▶ **EXERCISE PROMPT**
All of the data should be repeated exactly; pictures are not part of the copy.

▶ **INFORMATION**
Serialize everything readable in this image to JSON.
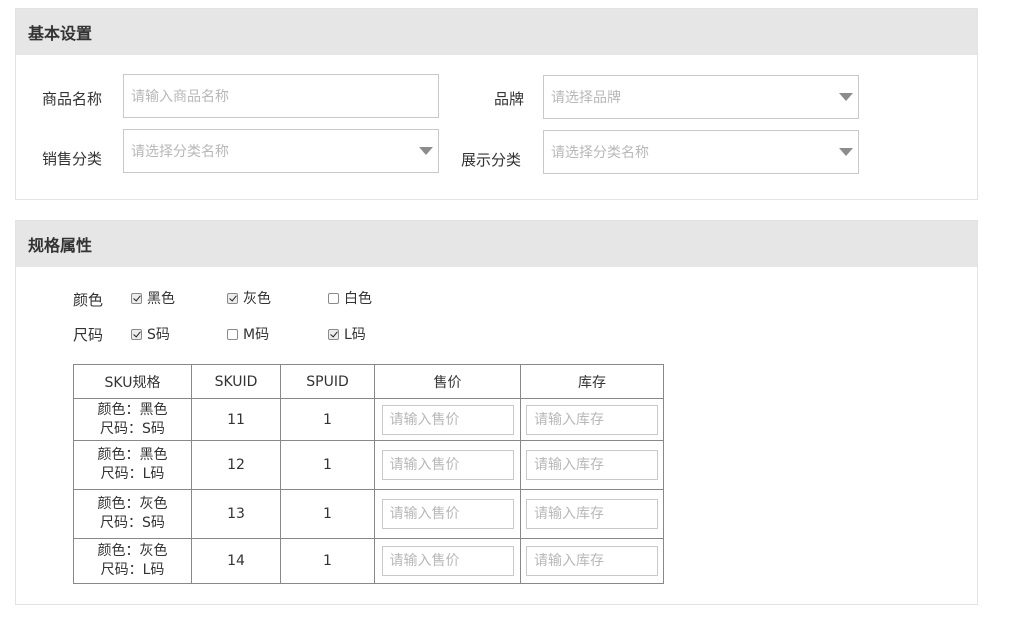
{
  "basic": {
    "title": "基本设置",
    "fields": {
      "product_name": {
        "label": "商品名称",
        "placeholder": "请输入商品名称"
      },
      "brand": {
        "label": "品牌",
        "placeholder": "请选择品牌"
      },
      "sales_category": {
        "label": "销售分类",
        "placeholder": "请选择分类名称"
      },
      "display_category": {
        "label": "展示分类",
        "placeholder": "请选择分类名称"
      }
    }
  },
  "spec": {
    "title": "规格属性",
    "color": {
      "label": "颜色",
      "options": [
        {
          "label": "黑色",
          "checked": true
        },
        {
          "label": "灰色",
          "checked": true
        },
        {
          "label": "白色",
          "checked": false
        }
      ]
    },
    "size": {
      "label": "尺码",
      "options": [
        {
          "label": "S码",
          "checked": true
        },
        {
          "label": "M码",
          "checked": false
        },
        {
          "label": "L码",
          "checked": true
        }
      ]
    },
    "table": {
      "headers": [
        "SKU规格",
        "SKUID",
        "SPUID",
        "售价",
        "库存"
      ],
      "price_placeholder": "请输入售价",
      "stock_placeholder": "请输入库存",
      "rows": [
        {
          "spec_line1": "颜色：黑色",
          "spec_line2": "尺码：S码",
          "skuid": "11",
          "spuid": "1"
        },
        {
          "spec_line1": "颜色：黑色",
          "spec_line2": "尺码：L码",
          "skuid": "12",
          "spuid": "1"
        },
        {
          "spec_line1": "颜色：灰色",
          "spec_line2": "尺码：S码",
          "skuid": "13",
          "spuid": "1"
        },
        {
          "spec_line1": "颜色：灰色",
          "spec_line2": "尺码：L码",
          "skuid": "14",
          "spuid": "1"
        }
      ]
    }
  }
}
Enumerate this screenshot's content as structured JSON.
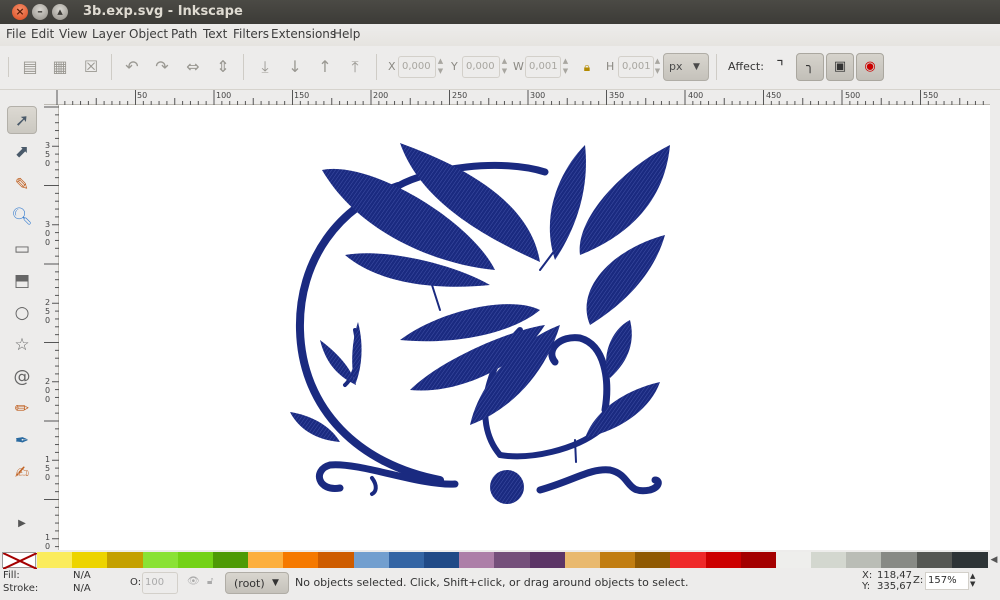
{
  "window": {
    "title": "3b.exp.svg - Inkscape"
  },
  "menu": [
    "File",
    "Edit",
    "View",
    "Layer",
    "Object",
    "Path",
    "Text",
    "Filters",
    "Extensions",
    "Help"
  ],
  "toolbar": {
    "x_label": "X",
    "x_value": "0,000",
    "y_label": "Y",
    "y_value": "0,000",
    "w_label": "W",
    "w_value": "0,001",
    "h_label": "H",
    "h_value": "0,001",
    "unit": "px",
    "affect_label": "Affect:"
  },
  "rulers": {
    "h": [
      "50",
      "100",
      "150",
      "200",
      "250",
      "300",
      "350",
      "400",
      "450",
      "500",
      "550"
    ],
    "v": [
      "3\n5\n0",
      "3\n0\n0",
      "2\n5\n0",
      "2\n0\n0",
      "1\n5\n0",
      "1\n0"
    ]
  },
  "tools": [
    "selector-icon",
    "node-icon",
    "tweak-icon",
    "zoom-icon",
    "rect-icon",
    "3dbox-icon",
    "ellipse-icon",
    "star-icon",
    "spiral-icon",
    "pencil-icon",
    "pen-icon",
    "calligraphy-icon",
    "expand-icon"
  ],
  "artwork": {
    "color": "#1a2a80"
  },
  "palette": [
    "#fbec5d",
    "#edd400",
    "#c4a000",
    "#8ae234",
    "#73d216",
    "#4e9a06",
    "#fcaf3e",
    "#f57900",
    "#ce5c00",
    "#729fcf",
    "#3465a4",
    "#204a87",
    "#ad7fa8",
    "#75507b",
    "#5c3566",
    "#e9b96e",
    "#c17d11",
    "#8f5902",
    "#ef2929",
    "#cc0000",
    "#a40000",
    "#eeeeec",
    "#d3d7cf",
    "#babdb6",
    "#888a85",
    "#555753",
    "#2e3436"
  ],
  "status": {
    "fill_label": "Fill:",
    "fill_value": "N/A",
    "stroke_label": "Stroke:",
    "stroke_value": "N/A",
    "opacity_label": "O:",
    "opacity_value": "100",
    "layer": "(root)",
    "message": "No objects selected. Click, Shift+click, or drag around objects to select.",
    "x_label": "X:",
    "x_value": "118,47",
    "y_label": "Y:",
    "y_value": "335,67",
    "z_label": "Z:",
    "zoom": "157%"
  }
}
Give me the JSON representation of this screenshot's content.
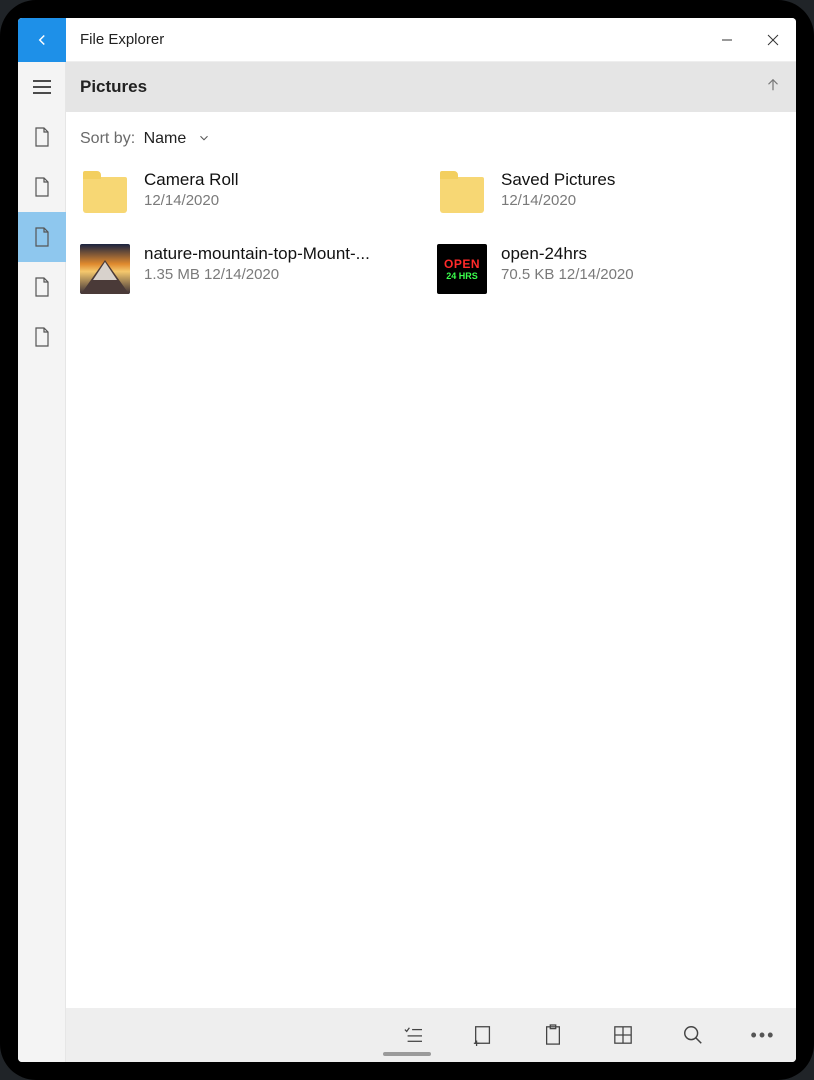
{
  "title": "File Explorer",
  "breadcrumb": "Pictures",
  "sort": {
    "label": "Sort by:",
    "value": "Name"
  },
  "items": [
    {
      "name": "Camera Roll",
      "sub": "12/14/2020",
      "kind": "folder"
    },
    {
      "name": "Saved Pictures",
      "sub": "12/14/2020",
      "kind": "folder"
    },
    {
      "name": "nature-mountain-top-Mount-...",
      "sub": "1.35 MB 12/14/2020",
      "kind": "image-mountain"
    },
    {
      "name": "open-24hrs",
      "sub": "70.5 KB 12/14/2020",
      "kind": "image-open24"
    }
  ],
  "thumbs": {
    "open24": {
      "line1": "OPEN",
      "line2": "24 HRS"
    }
  }
}
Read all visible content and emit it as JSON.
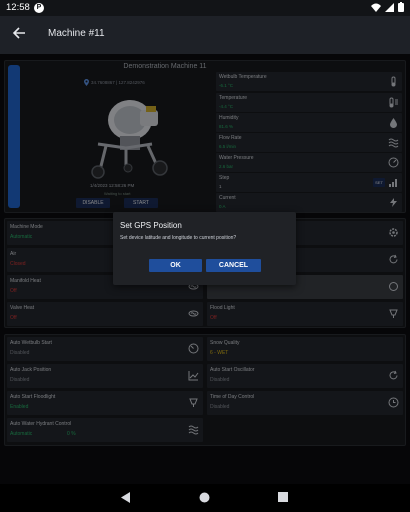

▶ **OUTPUT OF THE EXERCISE**
Serialize everything readable in this image to JSON.
{
  "basic": {
    "title": "基本设置",
    "fields": {
      "product_name": {
        "label": "商品名称",
        "placeholder": "请输入商品名称"
      },
      "brand": {
        "label": "品牌",
        "placeholder": "请选择品牌"
      },
      "sales_category": {
        "label": "销售分类",
        "placeholder": "请选择分类名称"
      },
      "display_category": {
        "label": "展示分类",
        "placeholder": "请选择分类名称"
      }
    }
  },
  "spec": {
    "title": "规格属性",
    "color": {
      "label": "颜色",
      "options": [
        {
          "label": "黑色",
          "checked": true
        },
        {
          "label": "灰色",
          "checked": true
        },
        {
          "label": "白色",
          "checked": false
        }
      ]
    },
    "size": {
      "label": "尺码",
      "options": [
        {
          "label": "S码",
          "checked": true
        },
        {
          "label": "M码",
          "checked": false
        },
        {
          "label": "L码",
          "checked": true
        }
      ]
    },
    "table": {
      "headers": [
        "SKU规格",
        "SKUID",
        "SPUID",
        "售价",
        "库存"
      ],
      "price_placeholder": "请输入售价",
      "stock_placeholder": "请输入库存",
      "rows": [
        {
          "spec_line1": "颜色：黑色",
          "spec_line2": "尺码：S码",
          "skuid": "11",
          "spuid": "1"
        },
        {
          "spec_line1": "颜色：黑色",
          "spec_line2": "尺码：L码",
          "skuid": "12",
          "spuid": "1"
        },
        {
          "spec_line1": "颜色：灰色",
          "spec_line2": "尺码：S码",
          "skuid": "13",
          "spuid": "1"
        },
        {
          "spec_line1": "颜色：灰色",
          "spec_line2": "尺码：L码",
          "skuid": "14",
          "spuid": "1"
        }
      ]
    }
  }
}
Enumerate this screenshot's content as structured JSON.
{
  "window": {
    "title": "3b.exp.svg - Inkscape"
  },
  "menu": [
    "File",
    "Edit",
    "View",
    "Layer",
    "Object",
    "Path",
    "Text",
    "Filters",
    "Extensions",
    "Help"
  ],
  "toolbar": {
    "x_label": "X",
    "x_value": "0,000",
    "y_label": "Y",
    "y_value": "0,000",
    "w_label": "W",
    "w_value": "0,001",
    "h_label": "H",
    "h_value": "0,001",
    "unit": "px",
    "affect_label": "Affect:"
  },
  "rulers": {
    "h": [
      "50",
      "100",
      "150",
      "200",
      "250",
      "300",
      "350",
      "400",
      "450",
      "500",
      "550"
    ],
    "v": [
      "3\n5\n0",
      "3\n0\n0",
      "2\n5\n0",
      "2\n0\n0",
      "1\n5\n0",
      "1\n0"
    ]
  },
  "tools": [
    "selector-icon",
    "node-icon",
    "tweak-icon",
    "zoom-icon",
    "rect-icon",
    "3dbox-icon",
    "ellipse-icon",
    "star-icon",
    "spiral-icon",
    "pencil-icon",
    "pen-icon",
    "calligraphy-icon",
    "expand-icon"
  ],
  "artwork": {
    "color": "#1a2a80"
  },
  "palette": [
    "#fbec5d",
    "#edd400",
    "#c4a000",
    "#8ae234",
    "#73d216",
    "#4e9a06",
    "#fcaf3e",
    "#f57900",
    "#ce5c00",
    "#729fcf",
    "#3465a4",
    "#204a87",
    "#ad7fa8",
    "#75507b",
    "#5c3566",
    "#e9b96e",
    "#c17d11",
    "#8f5902",
    "#ef2929",
    "#cc0000",
    "#a40000",
    "#eeeeec",
    "#d3d7cf",
    "#babdb6",
    "#888a85",
    "#555753",
    "#2e3436"
  ],
  "status": {
    "fill_label": "Fill:",
    "fill_value": "N/A",
    "stroke_label": "Stroke:",
    "stroke_value": "N/A",
    "opacity_label": "O:",
    "opacity_value": "100",
    "layer": "(root)",
    "message": "No objects selected. Click, Shift+click, or drag around objects to select.",
    "x_label": "X:",
    "x_value": "118,47",
    "y_label": "Y:",
    "y_value": "335,67",
    "z_label": "Z:",
    "zoom": "157%"
  }
}
Give me the JSON representation of this screenshot's content.
{
  "title": "File Explorer",
  "breadcrumb": "Pictures",
  "sort": {
    "label": "Sort by:",
    "value": "Name"
  },
  "items": [
    {
      "name": "Camera Roll",
      "sub": "12/14/2020",
      "kind": "folder"
    },
    {
      "name": "Saved Pictures",
      "sub": "12/14/2020",
      "kind": "folder"
    },
    {
      "name": "nature-mountain-top-Mount-...",
      "sub": "1.35 MB 12/14/2020",
      "kind": "image-mountain"
    },
    {
      "name": "open-24hrs",
      "sub": "70.5 KB 12/14/2020",
      "kind": "image-open24"
    }
  ],
  "thumbs": {
    "open24": {
      "line1": "OPEN",
      "line2": "24 HRS"
    }
  }
}
Read all visible content and emit it as JSON.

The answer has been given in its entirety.